This week, I would like to take this space so generously allotted to me to speak to those readers who are not, as we say, "One Of Us." As a Minnesotan of long standing, I feel qualified to speak for the people of this fine state, and so when I see an article like this, it pains me. In the past few years, the idea of "Minnesota Nice" has been challenged by a competing idea: the idea that Minnesotans are "nice, but not friendly." According to the writers who talk to transplants to our state, they feel that Minnesotans are unfailingly polite and kind, but also slow to warm up to newcomers, and so I'm afraid that we Minnesotans are developing a reputation for being passive-aggressive, cold-hearted, and two-faced.
I want to explain what's going on here, for those of you who are new to our state: It's not that we don't like you. We actually think you're pretty great. You're from interesting places, places that we have never been. Your cuisine extends beyond hotdish. You can think of things to talk about besides the weather and the Vikings. In fact, now that we mention it, I'll bet we were boring you, weren't we? We just rambled on about any silly thing we could think of, and while we were taking about the new Target that's going in over by the mall, we thought we saw your attention wander for a second -- you just glanced over our shoulder, a little bit like you were wishing that there was somebody else you could talk to, maybe somebody that wasn't talking about a high school hockey tournament.
We'd love for you to come over for dinner, we really would, but what would we talk about? You were asking about the theater scene here, and we haven't been to the Guthrie for years now. You don't have an opinion on Joe Mauer yet. You seemed bored when we were talking about the winter of 1997 when we got all that snow. And what would we make for dinner? Something tells me that mushroom soup and tuna-based foods do not pass for acceptable dinner in your house. You seem classy and with it. We feel like you can do better. We wish we had Craig Finn's phone number, or somebody like that -- they would interest you. They would make you like it here, not boring old us.
So we're sorry, newcomers. It's not that we're not warming up to you. It's just that we figure you wouldn't like us very much, and that you would rather be left alone until you can find some people that are more your speed. (We were also raised to believe that politeness involves turning down any offer at least twice before accepting, just to make sure that you really mean it, so you'll have to keep on us for awhile if you're really interested in being friends.)
On with the links:
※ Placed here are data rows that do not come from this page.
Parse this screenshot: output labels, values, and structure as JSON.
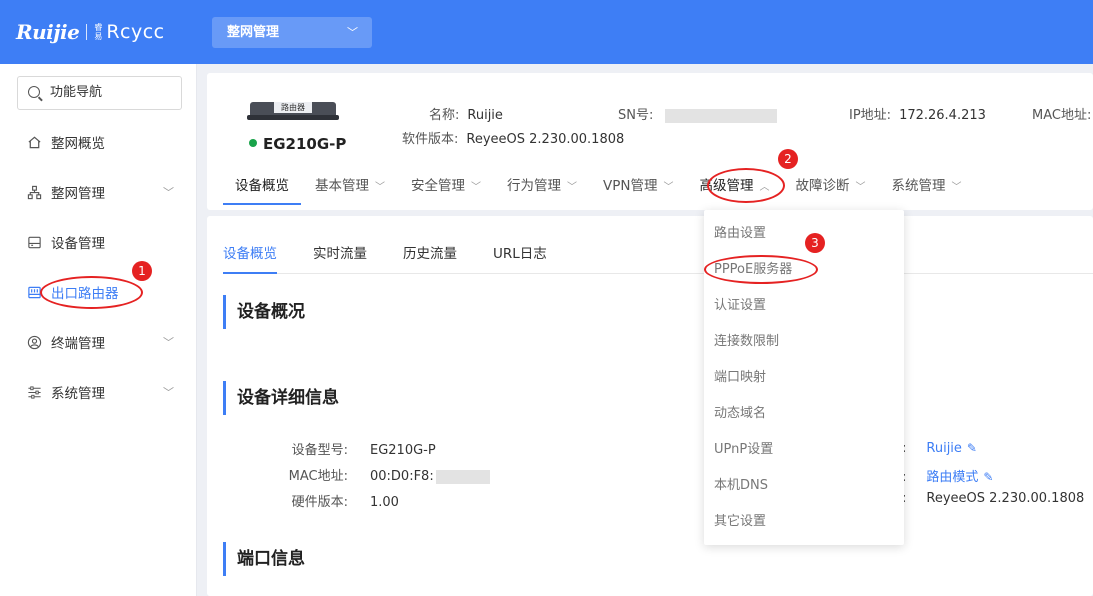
{
  "header": {
    "logo_brand": "Ruijie",
    "logo_small": "睿易",
    "logo_product": "Rcycc",
    "scope_select": "整网管理"
  },
  "sidebar": {
    "search_label": "功能导航",
    "items": [
      {
        "label": "整网概览",
        "icon": "home-icon",
        "has_children": false,
        "active": false
      },
      {
        "label": "整网管理",
        "icon": "topology-icon",
        "has_children": true,
        "active": false
      },
      {
        "label": "设备管理",
        "icon": "device-icon",
        "has_children": false,
        "active": false
      },
      {
        "label": "出口路由器",
        "icon": "router-icon",
        "has_children": false,
        "active": true
      },
      {
        "label": "终端管理",
        "icon": "user-icon",
        "has_children": true,
        "active": false
      },
      {
        "label": "系统管理",
        "icon": "settings-sliders-icon",
        "has_children": true,
        "active": false
      }
    ]
  },
  "device": {
    "image_label": "路由器",
    "model": "EG210G-P",
    "status_color": "#19a34a",
    "name_label": "名称:",
    "name_value": "Ruijie",
    "sn_label": "SN号:",
    "software_label": "软件版本:",
    "software_value": "ReyeeOS 2.230.00.1808",
    "ip_label": "IP地址:",
    "ip_value": "172.26.4.213",
    "mac_label": "MAC地址:"
  },
  "tabs": [
    {
      "label": "设备概览",
      "dropdown": false
    },
    {
      "label": "基本管理",
      "dropdown": true
    },
    {
      "label": "安全管理",
      "dropdown": true
    },
    {
      "label": "行为管理",
      "dropdown": true
    },
    {
      "label": "VPN管理",
      "dropdown": true
    },
    {
      "label": "高级管理",
      "dropdown": true
    },
    {
      "label": "故障诊断",
      "dropdown": true
    },
    {
      "label": "系统管理",
      "dropdown": true
    }
  ],
  "subtabs": [
    "设备概览",
    "实时流量",
    "历史流量",
    "URL日志"
  ],
  "sections": {
    "overview": "设备概况",
    "detail": "设备详细信息",
    "ports": "端口信息"
  },
  "details_left": [
    {
      "key": "设备型号:",
      "value": "EG210G-P"
    },
    {
      "key": "MAC地址:",
      "value": "00:D0:F8:"
    },
    {
      "key": "硬件版本:",
      "value": "1.00"
    }
  ],
  "details_right": [
    {
      "value": "Ruijie",
      "editable": true
    },
    {
      "value": "路由模式",
      "editable": true
    },
    {
      "value": "ReyeeOS 2.230.00.1808",
      "editable": false
    }
  ],
  "dropdown_menu": [
    "路由设置",
    "PPPoE服务器",
    "认证设置",
    "连接数限制",
    "端口映射",
    "动态域名",
    "UPnP设置",
    "本机DNS",
    "其它设置"
  ],
  "annotations": {
    "badge1": "1",
    "badge2": "2",
    "badge3": "3",
    "color": "#e52222"
  },
  "colors": {
    "primary": "#3e7ef5",
    "status_online": "#19a34a"
  }
}
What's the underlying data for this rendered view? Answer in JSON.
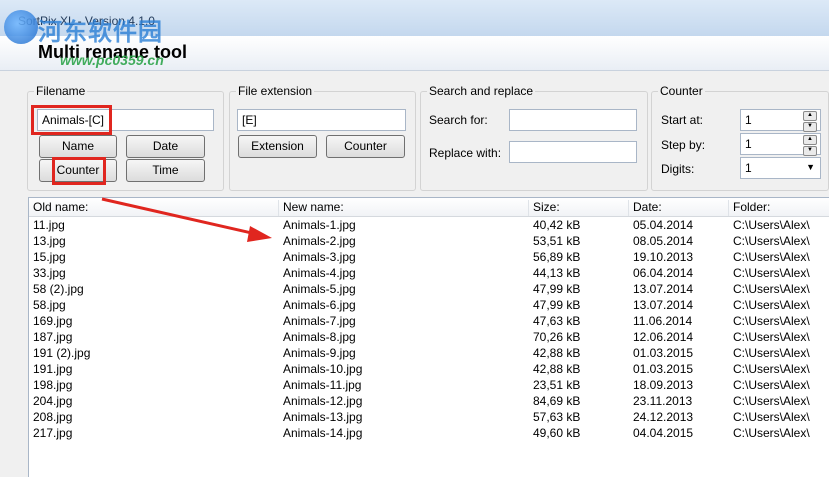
{
  "window": {
    "title": "SortPix XL - Version 4.1.0"
  },
  "watermark": {
    "site": "河东软件园",
    "url": "www.pc0359.cn"
  },
  "header": {
    "title": "Multi rename tool"
  },
  "filename": {
    "title": "Filename",
    "value": "Animals-[C]",
    "buttons": {
      "name": "Name",
      "date": "Date",
      "counter": "Counter",
      "time": "Time"
    }
  },
  "extension": {
    "title": "File extension",
    "value": "[E]",
    "buttons": {
      "extension": "Extension",
      "counter": "Counter"
    }
  },
  "search": {
    "title": "Search and replace",
    "search_label": "Search for:",
    "search_value": "",
    "replace_label": "Replace with:",
    "replace_value": ""
  },
  "counter": {
    "title": "Counter",
    "start_label": "Start at:",
    "start_value": "1",
    "step_label": "Step by:",
    "step_value": "1",
    "digits_label": "Digits:",
    "digits_value": "1"
  },
  "table": {
    "columns": [
      "Old name:",
      "New name:",
      "Size:",
      "Date:",
      "Folder:"
    ],
    "rows": [
      [
        "11.jpg",
        "Animals-1.jpg",
        "40,42 kB",
        "05.04.2014",
        "C:\\Users\\Alex\\"
      ],
      [
        "13.jpg",
        "Animals-2.jpg",
        "53,51 kB",
        "08.05.2014",
        "C:\\Users\\Alex\\"
      ],
      [
        "15.jpg",
        "Animals-3.jpg",
        "56,89 kB",
        "19.10.2013",
        "C:\\Users\\Alex\\"
      ],
      [
        "33.jpg",
        "Animals-4.jpg",
        "44,13 kB",
        "06.04.2014",
        "C:\\Users\\Alex\\"
      ],
      [
        "58 (2).jpg",
        "Animals-5.jpg",
        "47,99 kB",
        "13.07.2014",
        "C:\\Users\\Alex\\"
      ],
      [
        "58.jpg",
        "Animals-6.jpg",
        "47,99 kB",
        "13.07.2014",
        "C:\\Users\\Alex\\"
      ],
      [
        "169.jpg",
        "Animals-7.jpg",
        "47,63 kB",
        "11.06.2014",
        "C:\\Users\\Alex\\"
      ],
      [
        "187.jpg",
        "Animals-8.jpg",
        "70,26 kB",
        "12.06.2014",
        "C:\\Users\\Alex\\"
      ],
      [
        "191 (2).jpg",
        "Animals-9.jpg",
        "42,88 kB",
        "01.03.2015",
        "C:\\Users\\Alex\\"
      ],
      [
        "191.jpg",
        "Animals-10.jpg",
        "42,88 kB",
        "01.03.2015",
        "C:\\Users\\Alex\\"
      ],
      [
        "198.jpg",
        "Animals-11.jpg",
        "23,51 kB",
        "18.09.2013",
        "C:\\Users\\Alex\\"
      ],
      [
        "204.jpg",
        "Animals-12.jpg",
        "84,69 kB",
        "23.11.2013",
        "C:\\Users\\Alex\\"
      ],
      [
        "208.jpg",
        "Animals-13.jpg",
        "57,63 kB",
        "24.12.2013",
        "C:\\Users\\Alex\\"
      ],
      [
        "217.jpg",
        "Animals-14.jpg",
        "49,60 kB",
        "04.04.2015",
        "C:\\Users\\Alex\\"
      ]
    ]
  },
  "colors": {
    "highlight": "#e0261f",
    "arrow": "#e0261f"
  }
}
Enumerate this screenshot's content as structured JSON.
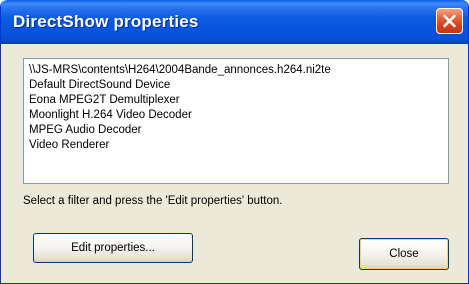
{
  "window": {
    "title": "DirectShow properties"
  },
  "filters": {
    "items": [
      "\\\\JS-MRS\\contents\\H264\\2004Bande_annonces.h264.ni2te",
      "Default DirectSound Device",
      "Eona MPEG2T Demultiplexer",
      "Moonlight H.264 Video Decoder",
      "MPEG Audio Decoder",
      "Video Renderer"
    ]
  },
  "hint": "Select a filter and press the 'Edit properties' button.",
  "buttons": {
    "edit": "Edit properties...",
    "close": "Close"
  },
  "colors": {
    "titlebar": "#0a5ee8",
    "dialog_bg": "#ece9d8",
    "close_button": "#d8441d"
  },
  "icons": {
    "close": "close-icon"
  }
}
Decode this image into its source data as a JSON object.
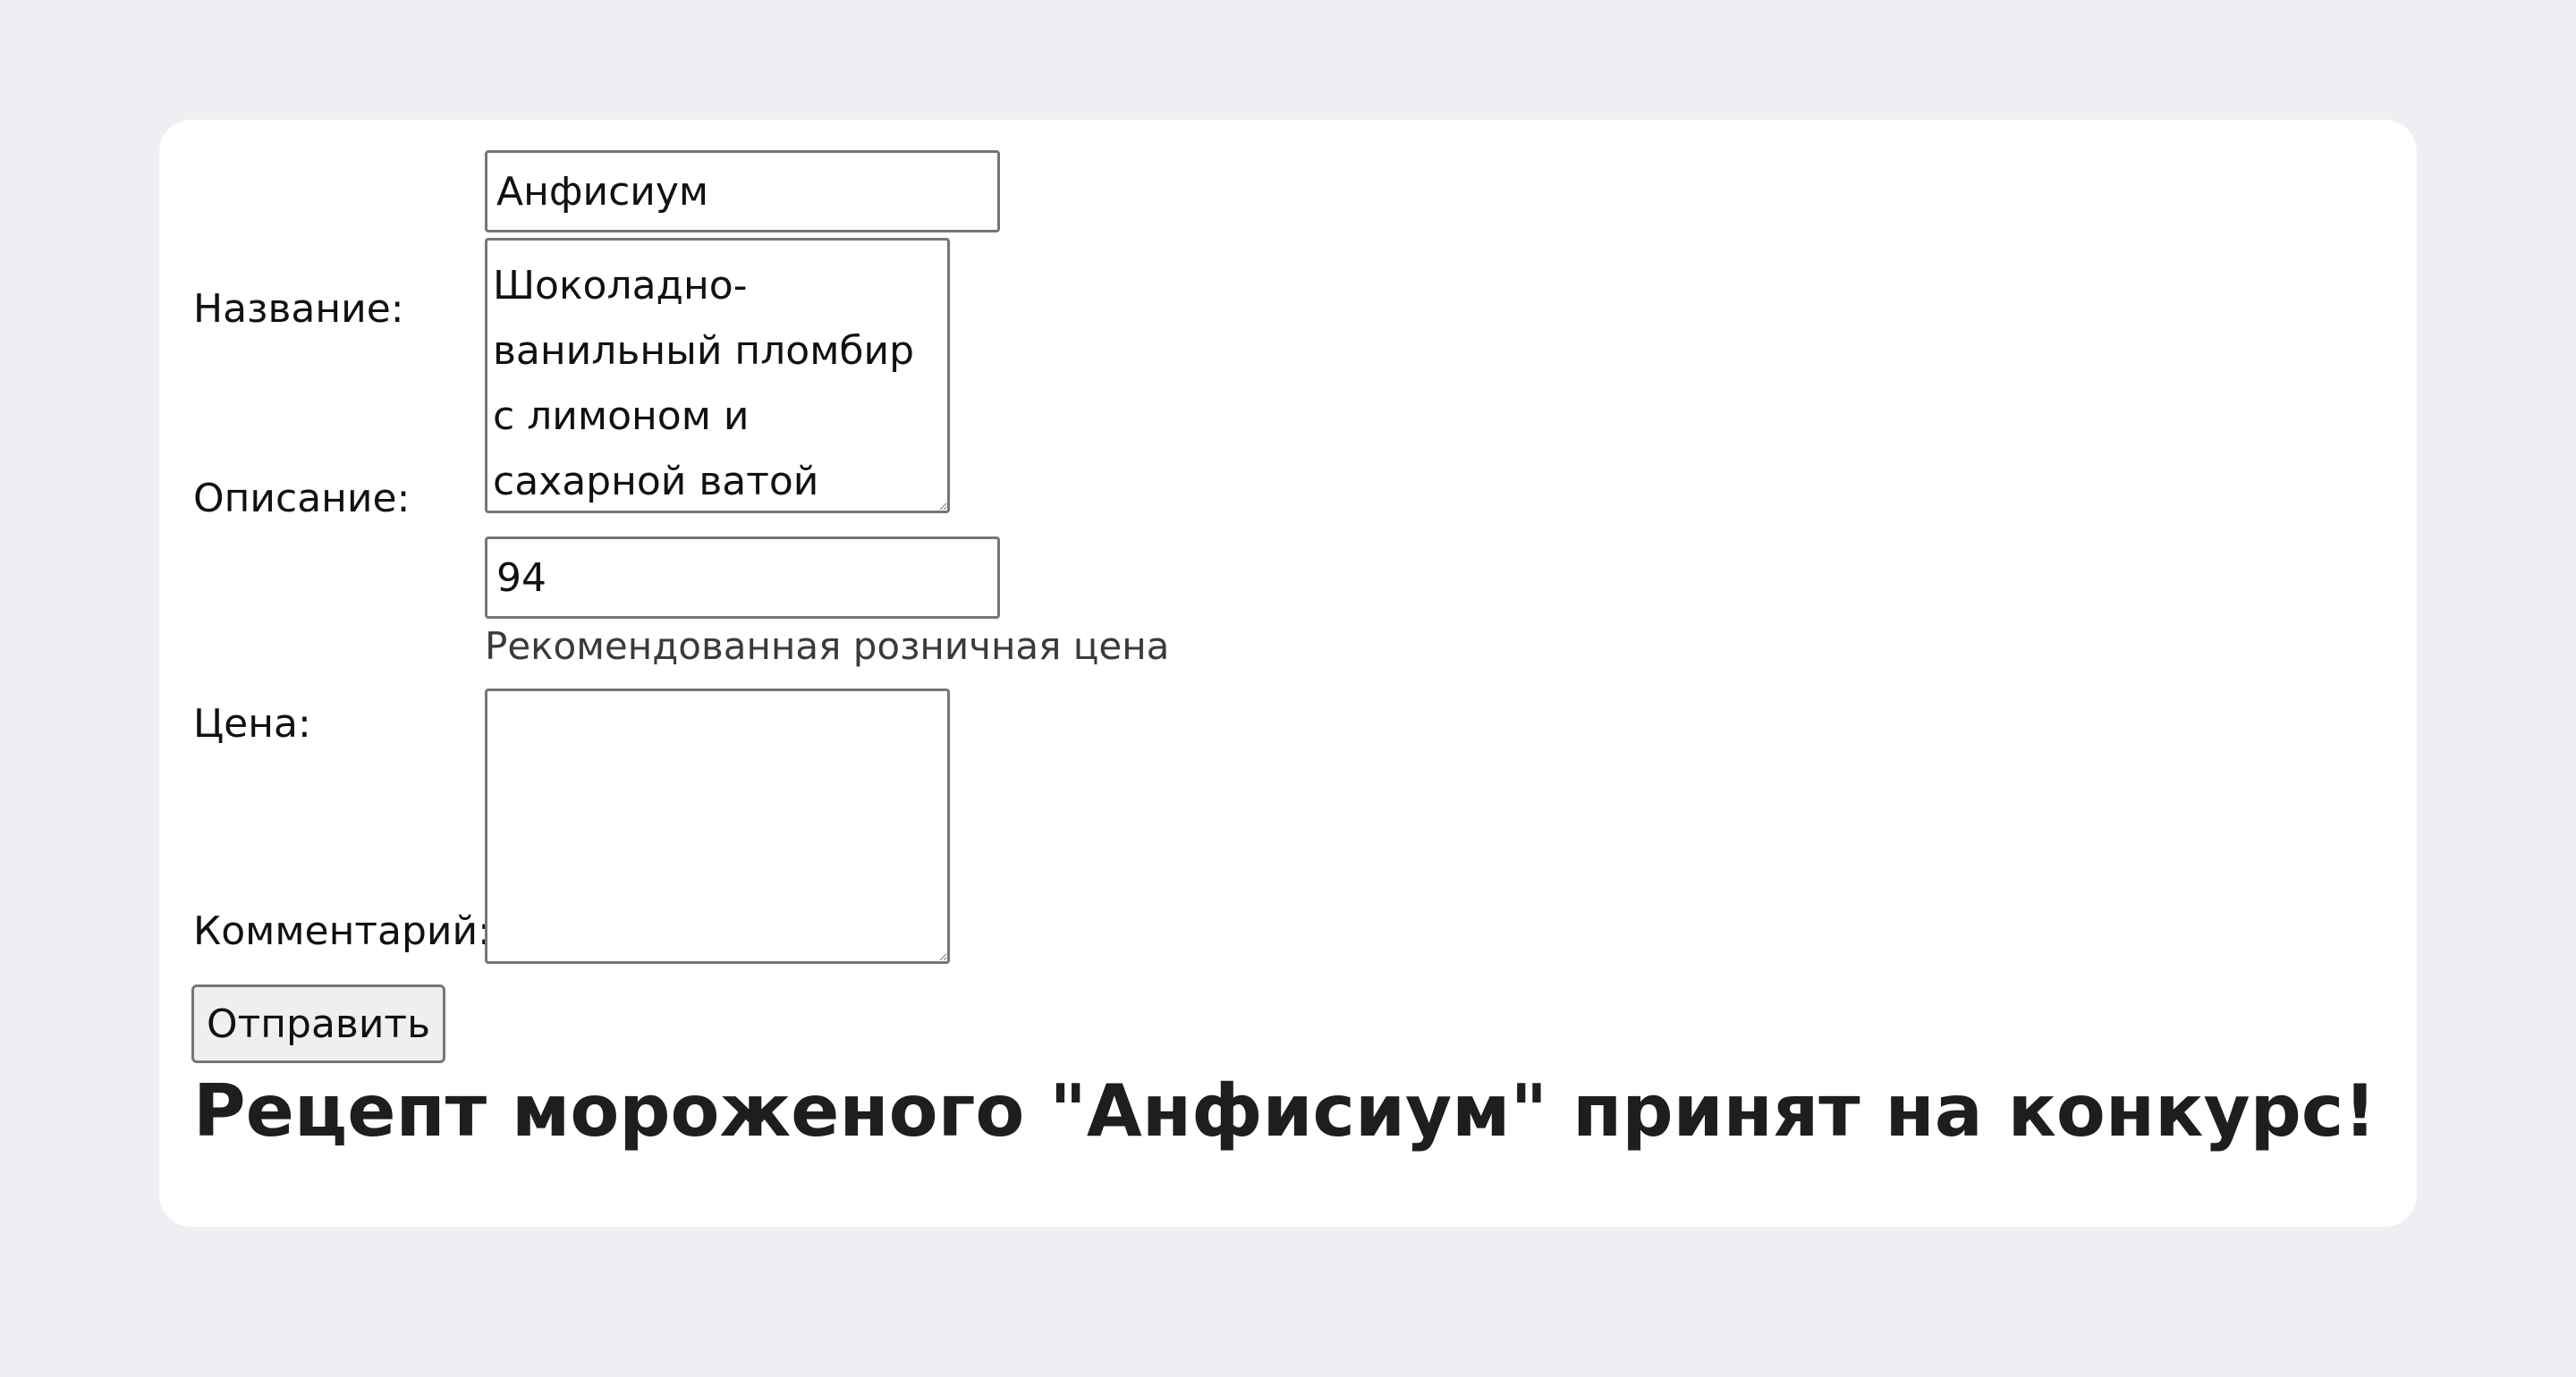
{
  "form": {
    "name_label": "Название:",
    "name_value": "Анфисиум",
    "description_label": "Описание:",
    "description_value": "Шоколадно-ванильный пломбир с лимоном и сахарной ватой",
    "price_label": "Цена:",
    "price_value": "94",
    "price_hint": "Рекомендованная розничная цена",
    "comment_label": "Комментарий:",
    "comment_value": "",
    "submit_label": "Отправить"
  },
  "result": {
    "message": "Рецепт мороженого \"Анфисиум\" принят на конкурс!"
  }
}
*Suhrith Parthasarathay, writing for the great Run of Play, has an interesting look at some of the latest research in psychology and sociology regarding the function of fandom in today's society -- especially regarding those of us who are fans of overseas teams that effectively do not exist in our own worlds. Key quote: "Merely because fans today choose their teams due to marketing via newer media, as opposed to supporting a team that is from their locality or that their family supported, doesn’t necessarily make fandom inherently less pure than it was earlier."
*Over at Twinkie Town, Brandon Warne has a chat from last fall with Twins prospect Joe Benson, who gives an interesting interview despite being quoted as saying, "I'm not that interesting of a guy."
*You may have missed Clark Kellogg's interview with President Obama and Prime Minister Cameron, but I think the key takeaway from the whole thing is that the President is interested in learning about cricket.
*And finally, I like to save something slightly less weighty for the last link of the week. But it's been so nice out that everything seems airy, right now, so let's just unload a ton of feathers:
*As a reminder that pretty much anyone could have been an NFL kicker 40 years ago, here's a photo taken from the goalpost of Vikings kicker Fred Cox trying a field goal.
Here's Ricky Rubio trying to smile us all the way through the pain of losing him.
Ilya Bryzgalov is just, like, a citizen of this crazy universe, man.
Man, all that money has turned wheelchair curlers into doped-up monsters with no regard for the rules.